Instructions to follow:
When a line in the entries below contains the word "date", copy that line.

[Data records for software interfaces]
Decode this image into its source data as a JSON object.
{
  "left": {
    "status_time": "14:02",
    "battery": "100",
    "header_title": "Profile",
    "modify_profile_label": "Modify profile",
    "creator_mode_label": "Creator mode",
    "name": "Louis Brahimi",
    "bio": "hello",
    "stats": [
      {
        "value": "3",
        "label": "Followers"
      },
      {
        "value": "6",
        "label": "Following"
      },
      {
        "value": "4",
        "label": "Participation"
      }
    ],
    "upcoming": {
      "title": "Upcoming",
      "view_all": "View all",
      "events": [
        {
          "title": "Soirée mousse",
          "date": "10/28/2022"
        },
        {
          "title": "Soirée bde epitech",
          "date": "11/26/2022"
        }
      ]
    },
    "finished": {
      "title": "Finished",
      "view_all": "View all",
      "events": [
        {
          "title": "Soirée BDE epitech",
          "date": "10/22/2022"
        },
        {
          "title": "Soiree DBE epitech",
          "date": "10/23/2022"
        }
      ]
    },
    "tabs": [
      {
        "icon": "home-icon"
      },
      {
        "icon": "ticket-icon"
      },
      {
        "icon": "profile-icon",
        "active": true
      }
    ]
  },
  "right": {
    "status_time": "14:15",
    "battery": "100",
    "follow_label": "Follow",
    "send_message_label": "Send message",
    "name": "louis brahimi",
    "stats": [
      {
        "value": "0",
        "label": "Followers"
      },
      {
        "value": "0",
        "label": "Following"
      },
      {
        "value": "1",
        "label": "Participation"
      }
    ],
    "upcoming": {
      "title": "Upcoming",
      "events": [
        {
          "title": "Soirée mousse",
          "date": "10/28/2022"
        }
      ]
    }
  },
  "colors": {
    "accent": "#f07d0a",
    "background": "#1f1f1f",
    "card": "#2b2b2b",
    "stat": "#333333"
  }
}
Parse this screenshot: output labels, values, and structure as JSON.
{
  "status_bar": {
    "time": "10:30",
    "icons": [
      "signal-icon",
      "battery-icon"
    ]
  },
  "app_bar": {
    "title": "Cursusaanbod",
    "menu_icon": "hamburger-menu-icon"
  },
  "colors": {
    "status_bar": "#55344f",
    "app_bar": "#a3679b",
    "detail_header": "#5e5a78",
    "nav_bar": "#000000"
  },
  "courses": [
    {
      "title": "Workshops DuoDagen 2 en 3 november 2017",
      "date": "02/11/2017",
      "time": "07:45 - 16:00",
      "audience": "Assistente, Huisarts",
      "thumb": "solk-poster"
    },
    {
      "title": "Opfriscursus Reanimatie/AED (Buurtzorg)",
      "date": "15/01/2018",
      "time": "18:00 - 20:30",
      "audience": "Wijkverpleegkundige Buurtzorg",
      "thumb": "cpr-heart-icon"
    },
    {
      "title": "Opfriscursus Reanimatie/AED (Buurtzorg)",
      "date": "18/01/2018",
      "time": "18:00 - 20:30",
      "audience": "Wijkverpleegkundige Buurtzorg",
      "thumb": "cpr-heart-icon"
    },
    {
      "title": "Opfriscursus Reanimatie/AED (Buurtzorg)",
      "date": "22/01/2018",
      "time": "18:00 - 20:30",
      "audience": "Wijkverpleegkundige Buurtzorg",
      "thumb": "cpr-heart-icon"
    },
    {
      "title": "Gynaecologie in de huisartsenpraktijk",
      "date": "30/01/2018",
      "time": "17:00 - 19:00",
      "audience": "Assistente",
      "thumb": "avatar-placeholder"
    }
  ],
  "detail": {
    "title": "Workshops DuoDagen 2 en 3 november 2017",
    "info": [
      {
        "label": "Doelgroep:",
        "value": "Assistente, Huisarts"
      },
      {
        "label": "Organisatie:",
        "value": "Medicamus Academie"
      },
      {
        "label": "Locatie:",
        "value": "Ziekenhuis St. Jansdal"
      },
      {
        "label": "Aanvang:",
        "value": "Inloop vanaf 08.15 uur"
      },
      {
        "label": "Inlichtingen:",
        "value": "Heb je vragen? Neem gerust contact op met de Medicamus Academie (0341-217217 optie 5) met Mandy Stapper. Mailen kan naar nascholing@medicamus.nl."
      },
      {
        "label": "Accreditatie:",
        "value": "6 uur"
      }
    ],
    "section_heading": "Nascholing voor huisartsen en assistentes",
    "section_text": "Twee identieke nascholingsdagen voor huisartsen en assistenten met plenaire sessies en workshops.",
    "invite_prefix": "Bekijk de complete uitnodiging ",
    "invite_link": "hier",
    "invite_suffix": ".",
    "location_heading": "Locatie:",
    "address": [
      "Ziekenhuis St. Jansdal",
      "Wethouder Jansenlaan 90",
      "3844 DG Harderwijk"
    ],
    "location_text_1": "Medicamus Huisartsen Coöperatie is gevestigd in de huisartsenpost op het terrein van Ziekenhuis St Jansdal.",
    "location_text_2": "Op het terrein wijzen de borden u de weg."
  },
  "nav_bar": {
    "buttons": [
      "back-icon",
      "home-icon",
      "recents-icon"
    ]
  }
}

Answer:
          "date": "10/28/2022"
          "date": "11/26/2022"
          "date": "10/22/2022"
          "date": "10/23/2022"
          "date": "10/28/2022"
      "date": "02/11/2017",
      "date": "15/01/2018",
      "date": "18/01/2018",
      "date": "22/01/2018",
      "date": "30/01/2018",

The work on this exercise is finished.